What about flossing? Flossing is also important, even for little teeth. Plus, it’s necessary if adjacent tooth surfaces cannot be cleaned with a brush. However, if your child’s teeth are still widely spaced, they might not need flossing.
You can keep your child’s risk factor of dental decay low by limiting eating and drinking just to mealtimes. You can also encourage your child to eat healthy snacks like fruits, vegetables, or dairy instead of chips, crackers, or sweets.
Bring your child in to see us frequently for dental examinations. If your child does have a cavity, it is easily treatable if we detect it early enough.
We also provide safe sedation dentistry options for your children. You can learn more about our conscious and IV sedation options on our sedation dentistry page.

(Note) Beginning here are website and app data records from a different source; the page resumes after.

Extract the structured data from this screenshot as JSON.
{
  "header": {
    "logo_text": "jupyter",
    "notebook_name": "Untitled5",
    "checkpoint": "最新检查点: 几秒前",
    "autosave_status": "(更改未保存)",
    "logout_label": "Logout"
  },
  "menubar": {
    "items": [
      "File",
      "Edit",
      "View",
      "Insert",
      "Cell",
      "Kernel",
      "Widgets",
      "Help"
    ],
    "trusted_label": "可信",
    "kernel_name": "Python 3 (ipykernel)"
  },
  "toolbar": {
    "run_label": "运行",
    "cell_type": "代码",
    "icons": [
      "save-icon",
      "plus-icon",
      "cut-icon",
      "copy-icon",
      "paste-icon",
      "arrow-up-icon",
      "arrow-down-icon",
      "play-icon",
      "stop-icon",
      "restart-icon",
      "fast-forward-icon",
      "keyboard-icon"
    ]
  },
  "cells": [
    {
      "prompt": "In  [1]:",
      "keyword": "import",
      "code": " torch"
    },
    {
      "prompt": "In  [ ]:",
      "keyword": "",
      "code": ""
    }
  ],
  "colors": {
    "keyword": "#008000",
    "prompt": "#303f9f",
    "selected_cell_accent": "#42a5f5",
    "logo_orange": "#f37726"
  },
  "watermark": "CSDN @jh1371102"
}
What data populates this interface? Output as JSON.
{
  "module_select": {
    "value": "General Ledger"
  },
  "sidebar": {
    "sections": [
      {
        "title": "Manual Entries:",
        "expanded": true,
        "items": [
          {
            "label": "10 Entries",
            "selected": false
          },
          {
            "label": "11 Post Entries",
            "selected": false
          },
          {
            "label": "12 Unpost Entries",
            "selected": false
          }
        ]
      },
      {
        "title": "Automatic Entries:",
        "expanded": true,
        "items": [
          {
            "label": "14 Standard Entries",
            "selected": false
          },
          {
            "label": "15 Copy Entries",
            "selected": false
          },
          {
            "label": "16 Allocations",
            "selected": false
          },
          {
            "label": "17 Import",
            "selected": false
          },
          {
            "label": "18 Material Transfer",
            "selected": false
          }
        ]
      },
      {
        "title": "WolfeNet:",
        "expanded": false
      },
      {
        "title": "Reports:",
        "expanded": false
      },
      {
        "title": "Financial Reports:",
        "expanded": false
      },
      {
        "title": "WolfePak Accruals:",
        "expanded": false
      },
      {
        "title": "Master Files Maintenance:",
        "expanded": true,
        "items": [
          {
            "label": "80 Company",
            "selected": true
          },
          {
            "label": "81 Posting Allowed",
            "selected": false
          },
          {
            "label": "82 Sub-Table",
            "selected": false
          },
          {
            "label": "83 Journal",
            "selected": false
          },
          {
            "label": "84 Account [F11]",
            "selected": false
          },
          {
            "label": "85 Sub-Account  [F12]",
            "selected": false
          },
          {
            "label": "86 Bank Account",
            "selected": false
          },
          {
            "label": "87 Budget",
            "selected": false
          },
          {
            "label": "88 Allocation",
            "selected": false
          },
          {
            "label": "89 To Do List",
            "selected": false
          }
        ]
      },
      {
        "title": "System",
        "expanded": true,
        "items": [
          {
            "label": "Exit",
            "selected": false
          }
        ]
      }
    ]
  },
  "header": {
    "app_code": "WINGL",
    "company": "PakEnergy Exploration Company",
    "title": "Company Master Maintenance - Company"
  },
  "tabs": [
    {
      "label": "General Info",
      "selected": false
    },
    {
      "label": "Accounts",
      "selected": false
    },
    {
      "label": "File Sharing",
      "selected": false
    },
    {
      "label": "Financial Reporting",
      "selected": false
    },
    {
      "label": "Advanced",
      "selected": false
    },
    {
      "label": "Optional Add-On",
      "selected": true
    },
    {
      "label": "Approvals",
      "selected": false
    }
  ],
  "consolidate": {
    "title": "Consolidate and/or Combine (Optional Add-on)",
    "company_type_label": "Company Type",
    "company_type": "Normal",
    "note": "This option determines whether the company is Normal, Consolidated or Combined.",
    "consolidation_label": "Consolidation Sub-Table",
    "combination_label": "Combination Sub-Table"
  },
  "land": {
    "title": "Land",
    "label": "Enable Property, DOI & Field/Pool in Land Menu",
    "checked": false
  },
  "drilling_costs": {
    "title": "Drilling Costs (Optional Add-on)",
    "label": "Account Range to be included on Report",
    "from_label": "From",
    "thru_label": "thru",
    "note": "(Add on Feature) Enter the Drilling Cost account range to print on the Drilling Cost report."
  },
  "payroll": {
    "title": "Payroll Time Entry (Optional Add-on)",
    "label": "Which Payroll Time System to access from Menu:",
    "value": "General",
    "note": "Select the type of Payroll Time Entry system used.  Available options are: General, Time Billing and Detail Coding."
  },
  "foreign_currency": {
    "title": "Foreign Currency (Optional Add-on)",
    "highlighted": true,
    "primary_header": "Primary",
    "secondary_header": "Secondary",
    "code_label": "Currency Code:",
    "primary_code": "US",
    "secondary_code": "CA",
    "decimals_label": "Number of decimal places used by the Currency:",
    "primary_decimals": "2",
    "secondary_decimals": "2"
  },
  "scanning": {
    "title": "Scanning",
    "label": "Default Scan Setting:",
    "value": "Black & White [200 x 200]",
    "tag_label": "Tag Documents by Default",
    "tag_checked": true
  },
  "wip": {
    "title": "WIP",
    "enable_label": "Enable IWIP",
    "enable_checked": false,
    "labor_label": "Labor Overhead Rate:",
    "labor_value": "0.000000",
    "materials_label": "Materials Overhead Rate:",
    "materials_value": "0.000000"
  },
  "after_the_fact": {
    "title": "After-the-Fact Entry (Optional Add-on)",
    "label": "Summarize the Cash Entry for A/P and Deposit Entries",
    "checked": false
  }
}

Most children don’t lose all of their baby teeth until they are twelve. How your child cares for their baby teeth will affect how they care for their adult teeth. Children who learn good oral hygiene habits early are more likely to maintain those habits later and are less likely to develop dental problems.

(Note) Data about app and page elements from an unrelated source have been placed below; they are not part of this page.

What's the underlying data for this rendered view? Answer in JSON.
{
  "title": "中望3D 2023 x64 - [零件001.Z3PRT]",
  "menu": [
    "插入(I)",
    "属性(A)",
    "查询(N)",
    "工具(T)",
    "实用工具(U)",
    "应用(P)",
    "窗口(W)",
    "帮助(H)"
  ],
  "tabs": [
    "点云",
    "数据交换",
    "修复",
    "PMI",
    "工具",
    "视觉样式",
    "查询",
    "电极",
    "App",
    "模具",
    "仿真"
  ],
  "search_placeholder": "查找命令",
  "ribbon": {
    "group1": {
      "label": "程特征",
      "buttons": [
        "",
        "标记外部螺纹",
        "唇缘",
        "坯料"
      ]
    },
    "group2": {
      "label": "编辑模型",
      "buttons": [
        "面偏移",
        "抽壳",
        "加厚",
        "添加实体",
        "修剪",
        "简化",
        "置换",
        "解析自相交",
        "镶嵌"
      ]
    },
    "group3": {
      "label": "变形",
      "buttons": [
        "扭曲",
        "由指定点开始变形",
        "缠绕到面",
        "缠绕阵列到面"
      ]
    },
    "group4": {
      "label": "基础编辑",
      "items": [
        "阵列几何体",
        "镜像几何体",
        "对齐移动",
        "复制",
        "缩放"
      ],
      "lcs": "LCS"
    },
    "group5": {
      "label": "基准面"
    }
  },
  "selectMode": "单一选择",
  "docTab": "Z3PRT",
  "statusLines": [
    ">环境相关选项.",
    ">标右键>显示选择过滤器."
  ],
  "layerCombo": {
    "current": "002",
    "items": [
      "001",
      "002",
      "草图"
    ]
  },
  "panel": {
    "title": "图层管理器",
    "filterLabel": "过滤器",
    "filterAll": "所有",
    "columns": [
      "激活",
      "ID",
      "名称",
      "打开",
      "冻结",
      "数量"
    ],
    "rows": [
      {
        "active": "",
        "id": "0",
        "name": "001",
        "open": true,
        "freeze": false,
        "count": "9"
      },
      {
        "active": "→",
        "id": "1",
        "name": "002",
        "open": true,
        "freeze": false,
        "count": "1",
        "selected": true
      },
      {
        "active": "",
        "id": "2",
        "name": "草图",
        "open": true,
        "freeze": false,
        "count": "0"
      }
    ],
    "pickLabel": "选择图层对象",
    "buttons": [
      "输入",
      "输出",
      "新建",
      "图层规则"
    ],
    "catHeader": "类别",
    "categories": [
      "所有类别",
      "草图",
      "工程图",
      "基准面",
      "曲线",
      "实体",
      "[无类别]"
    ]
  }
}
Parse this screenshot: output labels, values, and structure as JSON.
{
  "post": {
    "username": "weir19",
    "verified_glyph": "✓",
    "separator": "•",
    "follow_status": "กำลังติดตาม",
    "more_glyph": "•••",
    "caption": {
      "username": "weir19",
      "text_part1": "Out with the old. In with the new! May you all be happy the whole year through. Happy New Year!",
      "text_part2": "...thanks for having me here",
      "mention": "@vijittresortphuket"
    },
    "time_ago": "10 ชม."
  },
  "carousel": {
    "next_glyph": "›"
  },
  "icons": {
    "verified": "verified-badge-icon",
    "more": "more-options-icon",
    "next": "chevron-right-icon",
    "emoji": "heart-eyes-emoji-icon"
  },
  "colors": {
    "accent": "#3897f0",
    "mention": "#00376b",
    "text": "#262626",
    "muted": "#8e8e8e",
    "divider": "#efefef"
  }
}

Furthermore, baby teeth maintain space for incoming permanent teeth. If a baby tooth is lost too early, it could affect the spacing of your child’s permanent teeth underneath the gumline. Even worse, decay in baby teeth can lead to infections or abscesses that could spread to the surrounding tissues.
See our Pediatric Dental Emergencies Guide for more details on what to do in some emergency situations.
We are happy to answer any other questions you may have. Call us today to schedule your appointment.